What I have learned over my 20 years of being in this field is never stop trying and never ever stop your voice from being heard. I have been told I need to stop asking all those questions, or to stop pushing back so much, or my favorite “that can’t be done”. I see all those comments as a challenge to overcome. Never stop letting your voice, your feelings, your ideas be snuffed out. Just get louder or show the naysayers it can be done.
What’s your best memory from NDSU?
My best memory was my manufacturing class I had with Mr. Sully. I was not just the only female in the AMET class, I was the first female. We had a class in which we were using power tools to make check gauges, welding plates/brackets, basic manufacturing. We had teams of three that where assigned an issue from a manufacturer. Our issue was there was a bore on a check valve insert that was having issues coming out correctly so we had to make a go/no go gauge to verify quickly if it was on target or not. My team was myself, one football player (not stereotyping) and one gentleman from upper Chicago. Neither had ever touched a hand tool, let alone a power tool before. Myself, I come from a cattle ranch and grew up fixing anything that broke. So I ended up making the gauge by myself and the other two typed the report. Talk about reversing the stereotypical gender roles. We had a great time and some good laughs over it. Both gentlemen figured I saved their skins in that class.
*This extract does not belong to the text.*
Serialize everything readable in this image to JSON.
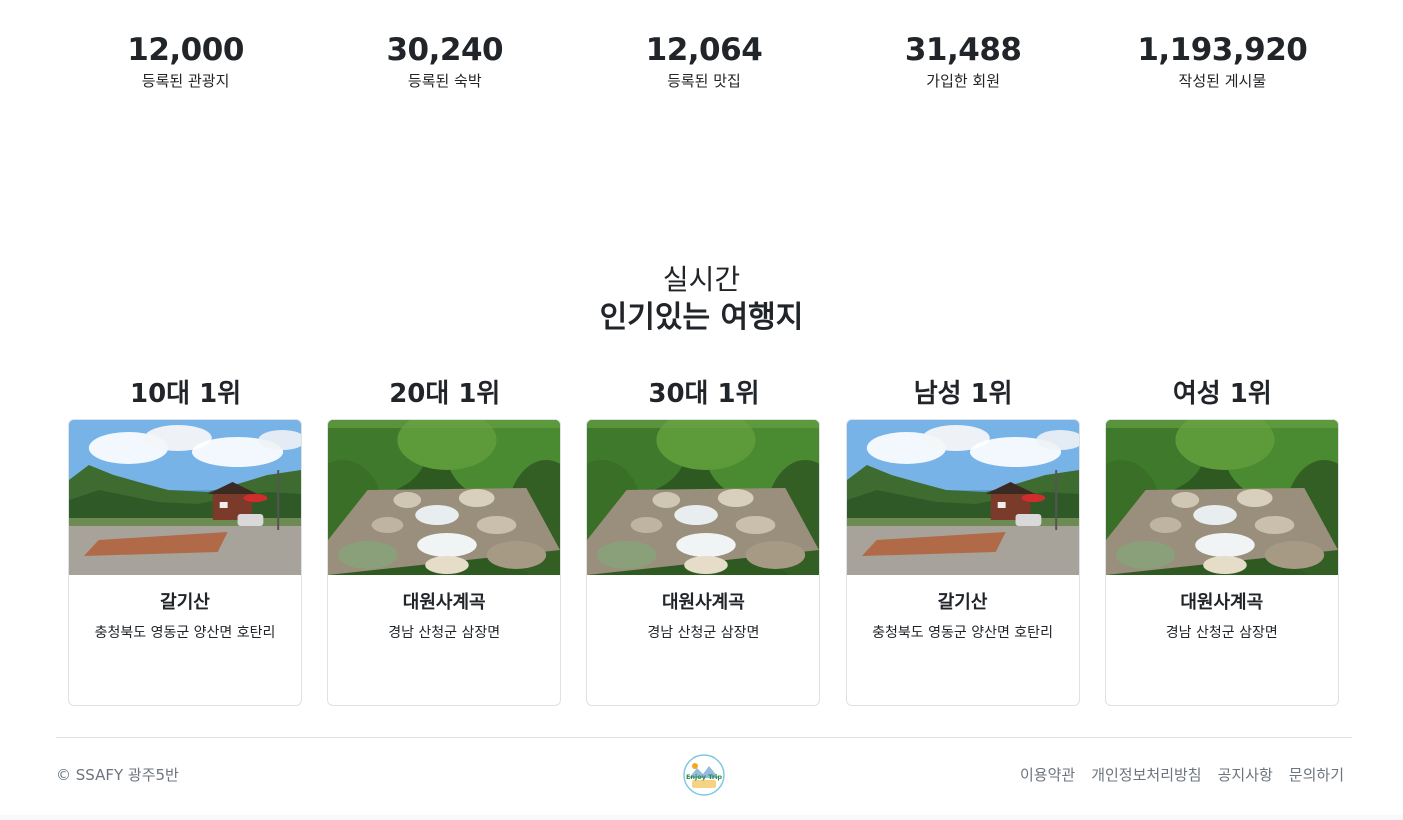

How did your NDSU education prepare you for your career?
NDSU does a really good job with its affinitive groups like the Society of Women Engineers (SWE) to give, first, women a group to one vent to, and second, to see you are not alone and have support. I think that is key, to know there is support for you and you can do it. I also likes how NDSU did not put the spotlight on women, but treated it as we are all equal, all engineers and all a team. Sometimes I think we get lost and caught up in girl power versus treat me like a person, male or female, and NDSU did that.
What first got you interested in engineering?
Knowing if I pursued art I would be poor and broke. Engineering sounded like a much better career choice. But seriously, it gave me so much to choose from as a career. You can design, test, work in marketing, logistics, you name it the door is wide open. I like having options as I get bored easy. It is never boring.
Does your gender give you a different perspective and experience from your male counterparts?
I never thought it did until one of my direct reports came to me and said, “I am so glad I am working for you. You care about me and what I have to say.” I think as a female we tune into people easier and quicker versus males. A female wants to know what makes a person tick, and we generally want to help people. I call it the mother instinct.
What’s the biggest challenge you’ve faced being a woman in engineering? How did you overcome it?
My biggest challenge actually is when I work with a foreign country that still sees woman as inferior. It takes a lot to overcome that when it is a culture thing not a personal thing.
What’s the biggest misconception about your job?
Really don’t have any. Most jobs at Caterpillar are all respected and have clear need designed into them.
What advice would you give to female college students just getting started in the NDSU engineering program?
Stick with it. You are going to hit walls, you will hit obstacles, but you can knock them over and it will be rewarding.